Two roads diverged in a yellow wood,
And sorry I could not travel both
And be one traveler, long I stood
And looked down one as far as I could
To where it bent in the undergrowth;
Then took the other, as just as fair,
And having perhaps the better claim
Because it was grassy and wanted wear,
Though as for that the passing there
Had worn them really about the same,
And both that morning equally lay
In leaves no step had trodden black.
Oh, I kept the first for another day!
Yet knowing how way leads on to way
I doubted if I should ever come ...
The buzz-saw snarled and rattled in the yard
And made dust and dropped stove-length sticks of wood,
Sweet-scented stuff when the breeze drew across it.
And from there those that lifted eyes could count
Five mountain ranges one behind the other
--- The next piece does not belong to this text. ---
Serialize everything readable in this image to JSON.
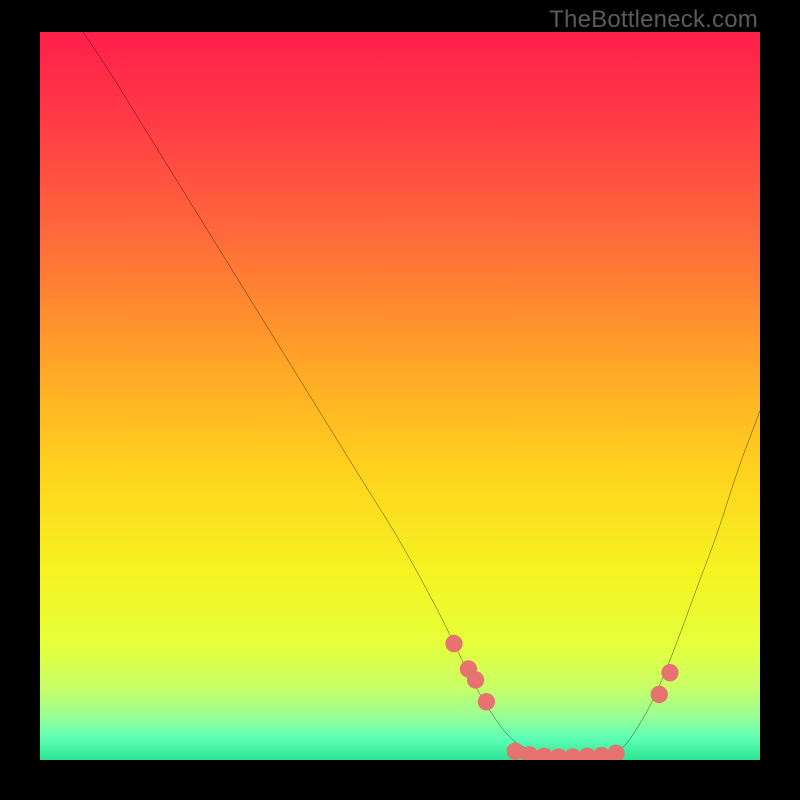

Under the sunset far into Vermont.
And the saw snarled and rattled, snarled and rattled,
As it ran light, or had to bear a load.
And nothing happened: day was all but done.